The South Yuba Canal is NID’s primary water conveyance that moves water from the mountain headwaters down into the Deer Creek watershed where it becomes the primary water supply for NID’s Cascade Canal System.
This important infrastructure transports water to just-above Scotts Flat Lake and plays a key role in keeping the reservoir full.
Additionally, it supplies the water for the cities of Grass Valley and Nevada City.
The canal is part of the Drum-Spaulding Hydro System (license issued by the Federal Energy Regulatory Commission (FERC)). The water delivered through the system is used to generate hydroelectricity for the from the Deer Creek Powerhouse, located above Scotts Flat.
The South Yuba Canal infrastructure is approximately 19 miles long and traverses both private and National Forest lands. Approx. 11.6 miles of the system are located within the Yuba River Ranger District of the Tahoe National Forest.
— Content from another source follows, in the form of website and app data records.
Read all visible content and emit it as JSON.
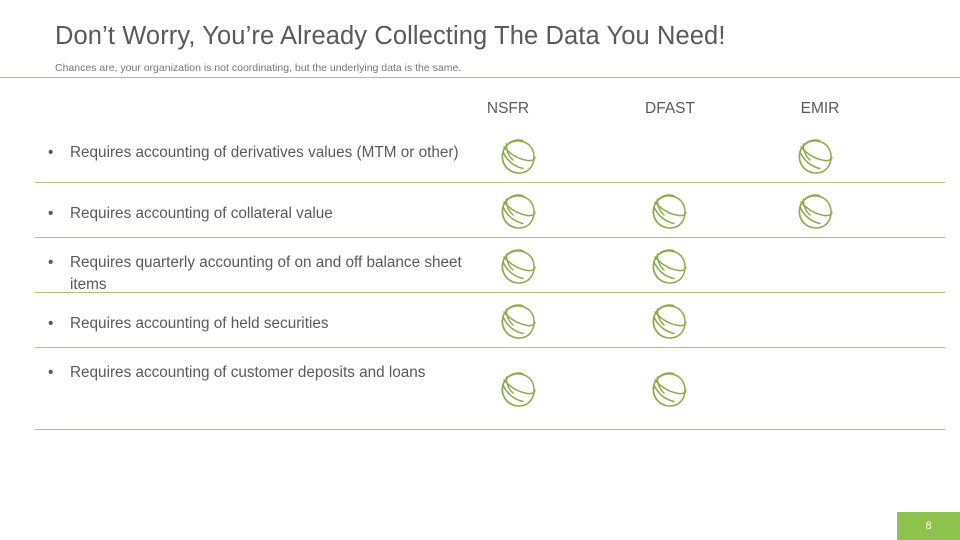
{
  "slide": {
    "title": "Don’t Worry, You’re Already Collecting The Data You Need!",
    "subtitle": "Chances are, your organization is not coordinating, but the underlying data is the same.",
    "page_number": "8"
  },
  "colors": {
    "accent_green": "#8dc24c",
    "rule_green": "#b5bf7a",
    "check_green": "#8faa4e",
    "text_gray": "#5a5a5a",
    "subtitle_gray": "#777777"
  },
  "matrix": {
    "bullet_glyph": "•",
    "check_icon": "sketch-circle-check-icon",
    "columns": [
      {
        "label": "NSFR"
      },
      {
        "label": "DFAST"
      },
      {
        "label": "EMIR"
      }
    ],
    "rows": [
      {
        "label": "Requires accounting of derivatives values (MTM or other)",
        "marks": [
          true,
          false,
          true
        ]
      },
      {
        "label": "Requires accounting of collateral value",
        "marks": [
          true,
          true,
          true
        ]
      },
      {
        "label": "Requires quarterly accounting of on and off balance sheet items",
        "marks": [
          true,
          true,
          false
        ]
      },
      {
        "label": "Requires accounting of held securities",
        "marks": [
          true,
          true,
          false
        ]
      },
      {
        "label": "Requires accounting of customer deposits and loans",
        "marks": [
          true,
          true,
          false
        ]
      }
    ]
  }
}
The canal is an amazing, important piece of water conveyance infrastructure. It was the first major water project built in California from 1853-1857; and today, the canal remains vital for water deliveries to Nevada City and Grass Valley.
Watch the NID South Yuba Canal educational video (produced before the NID acquisition of the canal)
HISTORY OF THE SOUTH YUBA CANAL
The South Yuba Canal was the first major water project built in California from 1854-1858. The original 16-mile canal channeled water tapped in the high Sierra to lower elevations, where it was used to power high-pressured water cannons used in hydraulic mining. The waterway featured nine miles of ditch, seven miles of flumes, and two tunnels that stretched more than two miles.
Construction took four years with a total cost around $600,000.
Workers faced constant challenges. Not in the least was the construction of a mile-long flume that was more than 100 feet high on a narrow shelf of a granite mountain. It was so steep that the drilling and blasting was done by men hanging over ledges on ropes.
“ … the waters enter a flume, seven miles in length, set on solid wall-rock for one and a half miles through the canon [sic] on the South Yuba, a shelf having been blasted through the solid precipice rock, in places a hundred feet high, to receive it, the workmen at first being let down from the top by means of ropes to begin the drilling and blasting,” wrote Edwin Bean in Bean’s History And Directory Of Nevada County, California, published in 1867.
EDWIN BEAN DESCRIBES THE CANAL IN DETAIL (1867):
“One of the most extensive canals of the State is that owned by the South Yuba Canal Company, taking water from the South Yuba river, and several lakes as feeders, and distributing it to Dutch Flat, in Placer county, as well as over the extensive region lying between the South Yuba and Bear River, as far down the western slope of the Sierra Nevada as Grass Valley.”
“The main canal of this company is sixteen miles in length, commencing on the South Yuba and passing through a tunnel sixty feet in length, which cost $6,000, the waters enter a flume, seven miles in length, set on solid wall-rock for one and a half miles through the canon on the South Yuba, a shelf having been blasted through the solid precipice rock, in places a hundred feet high, to receive it, the workmen at first being let down from the top by means of ropes to begin the drilling and blasting.
Another tunnel, 3,800 feet long, at the head of Deer Creek, enables the waters of the South Yuba to mingle with those of Deer Creek. This tunnel was finished at a cost of $112,000. The capacity of the canal is 8,500 running inches, miner's measure, its size is six feet wide by five deep, and work commenced upon it in April, 1853, ending October, 1858.
The cost of the main canal and tunnels was not far from $600,000.
A branch ditch runs from the lower end of the grand tunnel, eighteen miles, to Chalk Bluff, Red Dog and You Bet. From the same point another branch runs to Omega, Alpha, Gold Hill and Blue Tent, also eighteen miles in length; while the supply for Nevada and Grass Valley is thrown into Deer Creek and taken out six miles below to fill the Cascade ditch, leading to Quaker Hill and Scotch Flat, and going farther on supplies Gold Flat and Grass Valley.”